"Perhaps their horses are there," Jess surmised.

It may have been a quarter of an hour later that Hugh discerned a glow in the sky straight in front of him. "Can that be the dawn, Jess?" he asked.

"No," replied Jess, "it's a fire." Suddenly he laid his hand on Hugh's shoulder. "They are revenging themselves on you, my boy," he said; "that is your tent."

Hugh laughed unpleasantly. "I suppose I shall have an innings some day," he observed, as a brilliant flame shot suddenly up into the night.

"You shall," said Jess; "only be patient."

The flame from the tent died down as suddenly as it had arisen, but the fire, spreading to the tea tree, became visible as a bright band of gold creeping across the field, and gradually increasing in length as it advanced. Clouds of red and orange-coloured smoke hung above it and drifted away backwards, until everything beyond the gilt line was dimmed or concealed. Now and then, as some bush of loftier growth was enveloped in the fire, a gorgeous flame-blossom sprang and quivered for a few moments above the pervading level. In time the fire was checked by the road, and dying out in the centre, it spread away east and west in a great semicircle over the hillocks.

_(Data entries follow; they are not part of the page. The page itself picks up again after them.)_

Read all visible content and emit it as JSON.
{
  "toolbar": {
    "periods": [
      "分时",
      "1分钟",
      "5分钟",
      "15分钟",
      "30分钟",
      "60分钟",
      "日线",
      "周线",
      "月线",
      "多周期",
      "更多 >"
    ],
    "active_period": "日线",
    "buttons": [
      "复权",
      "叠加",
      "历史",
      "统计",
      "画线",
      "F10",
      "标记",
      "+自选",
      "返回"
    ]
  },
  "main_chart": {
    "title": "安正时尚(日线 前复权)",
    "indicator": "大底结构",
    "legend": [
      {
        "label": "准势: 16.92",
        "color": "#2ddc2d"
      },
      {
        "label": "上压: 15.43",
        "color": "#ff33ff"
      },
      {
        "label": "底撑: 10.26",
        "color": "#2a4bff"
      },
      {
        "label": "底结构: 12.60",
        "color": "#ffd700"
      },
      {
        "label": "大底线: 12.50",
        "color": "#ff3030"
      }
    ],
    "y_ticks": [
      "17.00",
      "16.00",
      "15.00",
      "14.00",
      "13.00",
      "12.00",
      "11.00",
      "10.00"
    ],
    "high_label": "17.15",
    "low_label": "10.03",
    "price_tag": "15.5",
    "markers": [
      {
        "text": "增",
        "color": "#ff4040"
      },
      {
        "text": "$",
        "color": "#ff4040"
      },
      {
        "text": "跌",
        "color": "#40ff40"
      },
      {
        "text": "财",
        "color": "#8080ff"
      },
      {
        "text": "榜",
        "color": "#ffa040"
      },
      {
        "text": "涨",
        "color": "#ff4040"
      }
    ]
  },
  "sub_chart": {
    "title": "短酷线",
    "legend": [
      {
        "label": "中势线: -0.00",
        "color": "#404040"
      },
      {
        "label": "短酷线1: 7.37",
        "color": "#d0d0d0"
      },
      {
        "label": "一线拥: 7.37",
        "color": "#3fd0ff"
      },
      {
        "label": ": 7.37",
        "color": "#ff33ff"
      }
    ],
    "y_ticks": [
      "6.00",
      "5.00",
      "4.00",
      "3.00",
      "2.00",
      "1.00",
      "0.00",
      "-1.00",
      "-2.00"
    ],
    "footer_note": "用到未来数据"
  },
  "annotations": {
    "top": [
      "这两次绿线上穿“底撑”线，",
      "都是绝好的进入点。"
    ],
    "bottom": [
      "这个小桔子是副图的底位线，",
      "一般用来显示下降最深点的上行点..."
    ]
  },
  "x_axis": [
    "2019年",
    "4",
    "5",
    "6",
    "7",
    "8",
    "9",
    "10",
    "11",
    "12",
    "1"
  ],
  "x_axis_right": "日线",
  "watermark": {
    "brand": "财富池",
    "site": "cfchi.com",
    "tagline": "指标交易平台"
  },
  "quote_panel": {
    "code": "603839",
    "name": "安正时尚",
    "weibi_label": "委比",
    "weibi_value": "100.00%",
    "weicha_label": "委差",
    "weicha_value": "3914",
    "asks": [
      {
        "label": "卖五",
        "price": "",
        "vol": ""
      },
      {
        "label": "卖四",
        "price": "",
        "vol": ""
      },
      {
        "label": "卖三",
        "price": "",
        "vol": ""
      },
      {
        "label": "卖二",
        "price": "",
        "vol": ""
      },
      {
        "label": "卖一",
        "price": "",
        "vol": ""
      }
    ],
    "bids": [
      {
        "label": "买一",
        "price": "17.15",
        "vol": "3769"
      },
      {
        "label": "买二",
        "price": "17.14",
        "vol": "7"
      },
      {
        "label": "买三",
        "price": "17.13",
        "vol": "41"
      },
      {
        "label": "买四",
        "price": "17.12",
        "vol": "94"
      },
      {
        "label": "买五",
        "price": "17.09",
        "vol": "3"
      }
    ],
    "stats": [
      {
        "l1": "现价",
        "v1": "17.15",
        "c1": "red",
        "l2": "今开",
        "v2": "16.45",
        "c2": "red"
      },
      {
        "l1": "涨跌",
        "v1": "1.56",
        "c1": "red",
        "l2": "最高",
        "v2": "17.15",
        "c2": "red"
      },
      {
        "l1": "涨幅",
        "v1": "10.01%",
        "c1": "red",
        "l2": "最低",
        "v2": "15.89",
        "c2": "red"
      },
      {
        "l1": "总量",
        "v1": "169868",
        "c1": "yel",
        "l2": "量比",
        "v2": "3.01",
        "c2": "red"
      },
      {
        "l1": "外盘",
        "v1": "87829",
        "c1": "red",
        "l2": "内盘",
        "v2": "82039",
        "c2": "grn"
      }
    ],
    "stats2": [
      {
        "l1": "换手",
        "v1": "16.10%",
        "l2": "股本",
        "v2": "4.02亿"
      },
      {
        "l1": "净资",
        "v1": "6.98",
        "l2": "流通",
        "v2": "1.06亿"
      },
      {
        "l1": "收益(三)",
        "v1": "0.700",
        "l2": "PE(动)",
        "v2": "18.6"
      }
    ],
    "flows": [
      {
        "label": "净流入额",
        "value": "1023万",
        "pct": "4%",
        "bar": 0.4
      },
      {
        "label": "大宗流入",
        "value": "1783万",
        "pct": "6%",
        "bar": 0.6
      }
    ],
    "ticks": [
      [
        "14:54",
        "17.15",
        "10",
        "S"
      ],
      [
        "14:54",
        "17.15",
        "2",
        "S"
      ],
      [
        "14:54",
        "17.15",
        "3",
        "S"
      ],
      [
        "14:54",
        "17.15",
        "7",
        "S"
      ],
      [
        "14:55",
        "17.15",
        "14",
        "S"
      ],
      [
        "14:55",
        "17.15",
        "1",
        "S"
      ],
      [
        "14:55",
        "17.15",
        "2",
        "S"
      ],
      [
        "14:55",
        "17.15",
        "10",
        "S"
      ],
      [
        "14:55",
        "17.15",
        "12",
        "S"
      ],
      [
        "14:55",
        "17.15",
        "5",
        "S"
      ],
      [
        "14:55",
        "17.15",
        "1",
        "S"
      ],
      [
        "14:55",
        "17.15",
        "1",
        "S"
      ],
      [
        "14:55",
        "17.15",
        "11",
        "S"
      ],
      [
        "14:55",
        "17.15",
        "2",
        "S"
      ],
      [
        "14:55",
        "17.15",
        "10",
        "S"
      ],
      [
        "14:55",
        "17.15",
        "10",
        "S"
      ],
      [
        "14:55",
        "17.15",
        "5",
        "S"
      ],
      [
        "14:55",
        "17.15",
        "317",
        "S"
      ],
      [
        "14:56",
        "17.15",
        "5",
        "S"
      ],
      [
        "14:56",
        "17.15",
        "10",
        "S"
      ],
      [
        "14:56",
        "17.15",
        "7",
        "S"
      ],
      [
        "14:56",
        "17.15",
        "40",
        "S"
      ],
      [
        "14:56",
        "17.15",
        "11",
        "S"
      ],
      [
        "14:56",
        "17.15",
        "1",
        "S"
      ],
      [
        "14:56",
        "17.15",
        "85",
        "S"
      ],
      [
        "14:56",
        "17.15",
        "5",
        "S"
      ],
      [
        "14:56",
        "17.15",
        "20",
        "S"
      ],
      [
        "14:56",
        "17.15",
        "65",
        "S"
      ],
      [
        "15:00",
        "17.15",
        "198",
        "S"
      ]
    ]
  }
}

Hugh and Jess again barricaded themselves in the cabin, and did not awake until the day was several hours old.